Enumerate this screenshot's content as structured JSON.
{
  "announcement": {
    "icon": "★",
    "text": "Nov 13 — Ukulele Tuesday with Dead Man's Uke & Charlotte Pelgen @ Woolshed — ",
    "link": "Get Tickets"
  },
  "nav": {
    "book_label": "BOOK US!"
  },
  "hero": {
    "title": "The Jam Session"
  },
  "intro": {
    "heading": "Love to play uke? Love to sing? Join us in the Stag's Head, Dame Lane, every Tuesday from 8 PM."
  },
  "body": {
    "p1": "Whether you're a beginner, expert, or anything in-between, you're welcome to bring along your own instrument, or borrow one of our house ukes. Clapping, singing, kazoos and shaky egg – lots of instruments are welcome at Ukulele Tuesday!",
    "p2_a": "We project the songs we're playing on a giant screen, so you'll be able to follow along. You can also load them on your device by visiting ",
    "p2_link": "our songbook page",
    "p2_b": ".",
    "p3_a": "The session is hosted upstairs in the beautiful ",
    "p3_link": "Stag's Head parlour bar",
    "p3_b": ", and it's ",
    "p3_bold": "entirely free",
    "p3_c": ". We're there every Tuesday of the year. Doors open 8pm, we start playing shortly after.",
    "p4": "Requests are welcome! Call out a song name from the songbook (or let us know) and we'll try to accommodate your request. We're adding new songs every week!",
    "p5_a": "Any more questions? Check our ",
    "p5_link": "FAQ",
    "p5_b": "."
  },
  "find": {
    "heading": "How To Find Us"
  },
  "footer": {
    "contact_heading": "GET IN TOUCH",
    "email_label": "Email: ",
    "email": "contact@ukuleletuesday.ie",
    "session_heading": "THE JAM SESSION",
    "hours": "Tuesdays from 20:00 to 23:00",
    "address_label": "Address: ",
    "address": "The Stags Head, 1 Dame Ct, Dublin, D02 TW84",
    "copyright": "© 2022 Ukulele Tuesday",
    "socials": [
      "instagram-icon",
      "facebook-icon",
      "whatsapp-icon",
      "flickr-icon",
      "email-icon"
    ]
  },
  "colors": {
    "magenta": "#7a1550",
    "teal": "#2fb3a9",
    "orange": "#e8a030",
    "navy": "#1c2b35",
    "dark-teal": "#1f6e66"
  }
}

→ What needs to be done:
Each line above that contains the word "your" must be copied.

→ Result of this exercise:
    "p1": "Whether you're a beginner, expert, or anything in-between, you're welcome to bring along your own instrument, or borrow one of our house ukes. Clapping, singing, kazoos and shaky egg – lots of instruments are welcome at Ukulele Tuesday!",
    "p2_a": "We project the songs we're playing on a giant screen, so you'll be able to follow along. You can also load them on your device by visiting ",
    "p4": "Requests are welcome! Call out a song name from the songbook (or let us know) and we'll try to accommodate your request. We're adding new songs every week!",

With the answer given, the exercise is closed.